In the end, a lot of the game can boil down to the luck of the dice. It’s very possible you step into a dungeon for the first time and get hit right away by each of the five monsters flying around. And there’s nothing you can do about it. As you play, you’ll start gaining new equipment and skills that allow you to mitigate your dice rolls – increase a die by one, or ignore two points of damage, things like that. Still, it is a dice game, and there’s every possibility that you’re going to get raked over the coals by bad rolls.
As of yet, I’ve only gotten to take a look at the core set. But even those six sheet have a lot of variation. Each hero has its own special ability, you’ll get to see different kinds of monsters and traps (each with its own different degree of annoyingness), you’ll possibly get access to different kinds of weapons and skills that will help you be victorious, and the dungeons themselves are laid out in different ways.
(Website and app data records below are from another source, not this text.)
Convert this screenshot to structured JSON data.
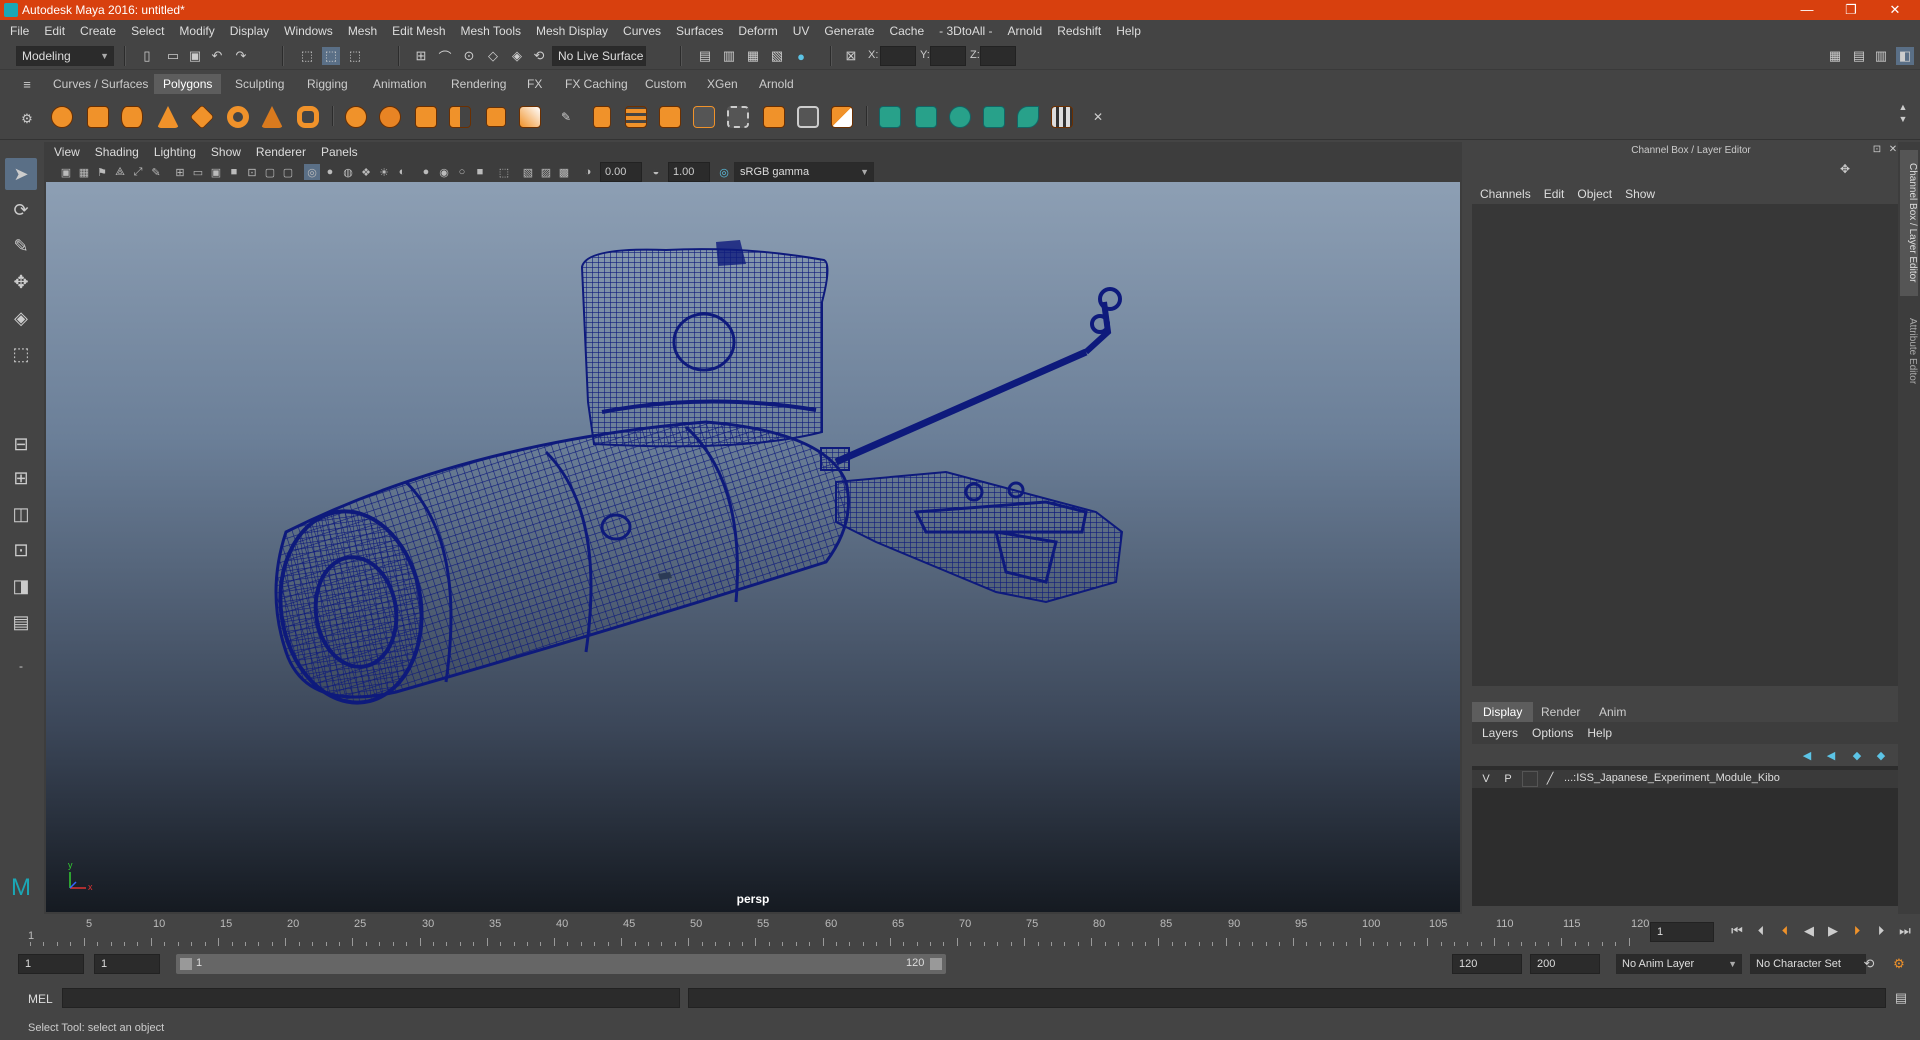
{
  "window": {
    "title": "Autodesk Maya 2016: untitled*",
    "controls": [
      "—",
      "❐",
      "✕"
    ]
  },
  "menubar": [
    "File",
    "Edit",
    "Create",
    "Select",
    "Modify",
    "Display",
    "Windows",
    "Mesh",
    "Edit Mesh",
    "Mesh Tools",
    "Mesh Display",
    "Curves",
    "Surfaces",
    "Deform",
    "UV",
    "Generate",
    "Cache",
    "- 3DtoAll -",
    "Arnold",
    "Redshift",
    "Help"
  ],
  "statusline": {
    "mode": "Modeling",
    "live_surface": "No Live Surface",
    "x_label": "X:",
    "y_label": "Y:",
    "z_label": "Z:"
  },
  "shelf_tabs": [
    "Curves / Surfaces",
    "Polygons",
    "Sculpting",
    "Rigging",
    "Animation",
    "Rendering",
    "FX",
    "FX Caching",
    "Custom",
    "XGen",
    "Arnold"
  ],
  "shelf_active": "Polygons",
  "viewport": {
    "menu": [
      "View",
      "Shading",
      "Lighting",
      "Show",
      "Renderer",
      "Panels"
    ],
    "exposure": "0.00",
    "gamma": "1.00",
    "color_space": "sRGB gamma",
    "camera": "persp",
    "axis_x": "x",
    "axis_y": "y"
  },
  "right_panel": {
    "header": "Channel Box / Layer Editor",
    "menu": [
      "Channels",
      "Edit",
      "Object",
      "Show"
    ],
    "layer_tabs": [
      "Display",
      "Render",
      "Anim"
    ],
    "layer_menu": [
      "Layers",
      "Options",
      "Help"
    ],
    "layer": {
      "v": "V",
      "p": "P",
      "name": "...:ISS_Japanese_Experiment_Module_Kibo"
    },
    "side_tabs": [
      "Channel Box / Layer Editor",
      "Attribute Editor"
    ]
  },
  "timeline": {
    "ticks": [
      "5",
      "10",
      "15",
      "20",
      "25",
      "30",
      "35",
      "40",
      "45",
      "50",
      "55",
      "60",
      "65",
      "70",
      "75",
      "80",
      "85",
      "90",
      "95",
      "100",
      "105",
      "110",
      "115",
      "120"
    ],
    "start_label": "1",
    "current_frame": "1"
  },
  "range": {
    "start": "1",
    "playback_start": "1",
    "slider_start": "1",
    "slider_end": "120",
    "playback_end": "120",
    "end": "200",
    "anim_layer": "No Anim Layer",
    "character_set": "No Character Set"
  },
  "command": {
    "label": "MEL"
  },
  "help_text": "Select Tool: select an object",
  "colors": {
    "titlebar": "#d8400e",
    "wireframe": "#0e1a7c",
    "shelf_orange": "#f0922a",
    "shelf_teal": "#28a18a"
  }
}
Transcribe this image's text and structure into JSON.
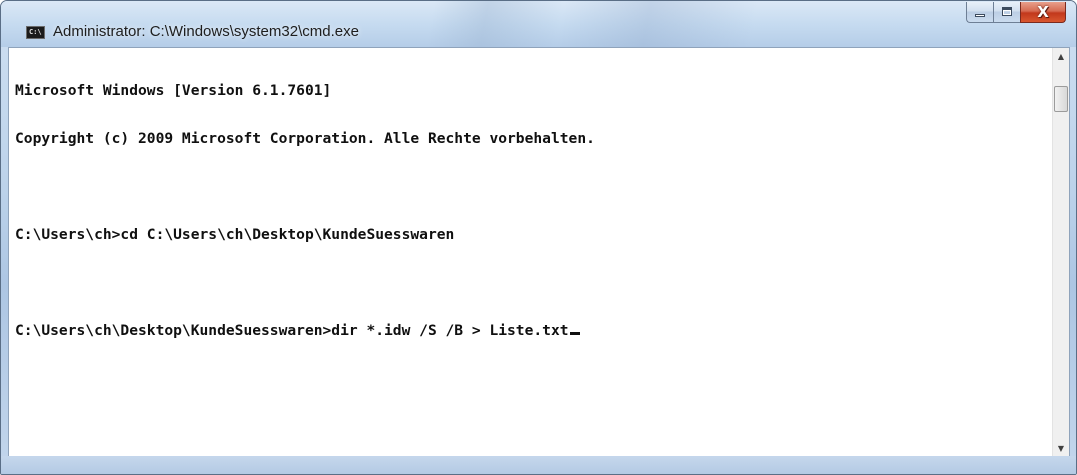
{
  "window": {
    "title": "Administrator: C:\\Windows\\system32\\cmd.exe",
    "icon": "cmd-icon",
    "icon_text": "C:\\",
    "buttons": {
      "minimize": "minimize-icon",
      "maximize": "maximize-icon",
      "close": "close-icon",
      "close_glyph": "X"
    }
  },
  "console": {
    "lines": [
      "Microsoft Windows [Version 6.1.7601]",
      "Copyright (c) 2009 Microsoft Corporation. Alle Rechte vorbehalten.",
      "",
      "C:\\Users\\ch>cd C:\\Users\\ch\\Desktop\\KundeSuesswaren",
      "",
      "C:\\Users\\ch\\Desktop\\KundeSuesswaren>dir *.idw /S /B > Liste.txt"
    ],
    "cursor": "_"
  },
  "scrollbar": {
    "up_arrow": "▲",
    "down_arrow": "▼"
  },
  "colors": {
    "console_background": "#ffffff",
    "console_text": "#101010",
    "close_button": "#c2381c"
  }
}
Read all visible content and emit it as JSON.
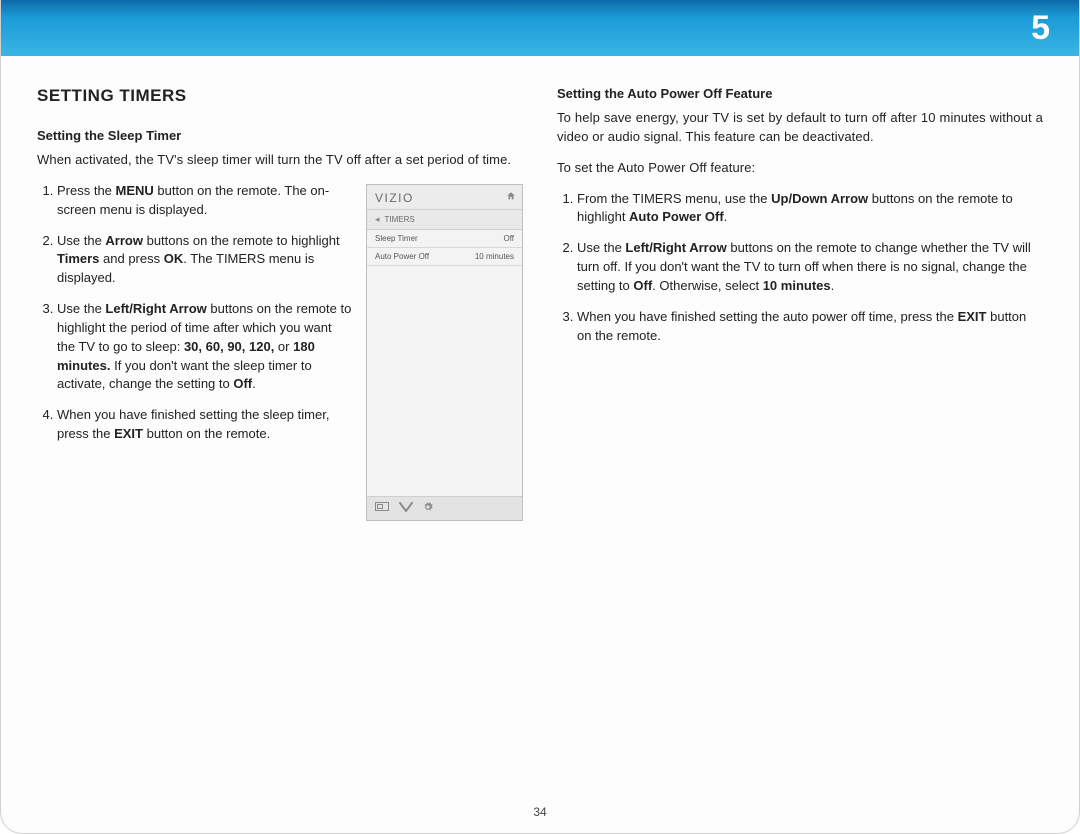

Leveling up is critical to your success in this game. There’s nothing to stop you from just drawing a path from the door to the treasure and being done. But unless you’re collecting those experience points to level up, health potions to get more health slots, and coins to help change dice rolls, you’re not going to get far. So, you want to make sure your path contains only numbers that are +/-1 from the ones next to them so you can unlock the ability to collect XP. You want to fill up columns with numbers, which gets you most of your XP. You want to defeat monsters by writing numbers higher than their defense, which will also earn you XP (and also keep you from getting hit as much at the start of turns). You want to put identical numbers on the sides of coins and potions. And you want to try to disarm traps with a 6, though sometimes you’ll need to just dive right in there.
The game does have a few oddities. There’s no way to actually heal yourself – health potions just give yourself more hit points. Damage is forever. It’s also a little weird to be drawing a path through a dungeon with numbers on a fairly small grid. But its quirks lend themselves to a pretty interesting experience.
IS IT BUZZWORTHY? This game hits a lot of notes – fans of puzzles, roll-and-writes, dungeon crawls, and print-and-play games will probably be very interested in this one. For my part, I find it to be a very engaging and fun experience, with a lot of variety and challenge on one page. I highly recommend you check it out – the game is available now at PNPArcade.com.
Thanks again to PNPArcade for providing the review files for this game, and thanks to you for reading!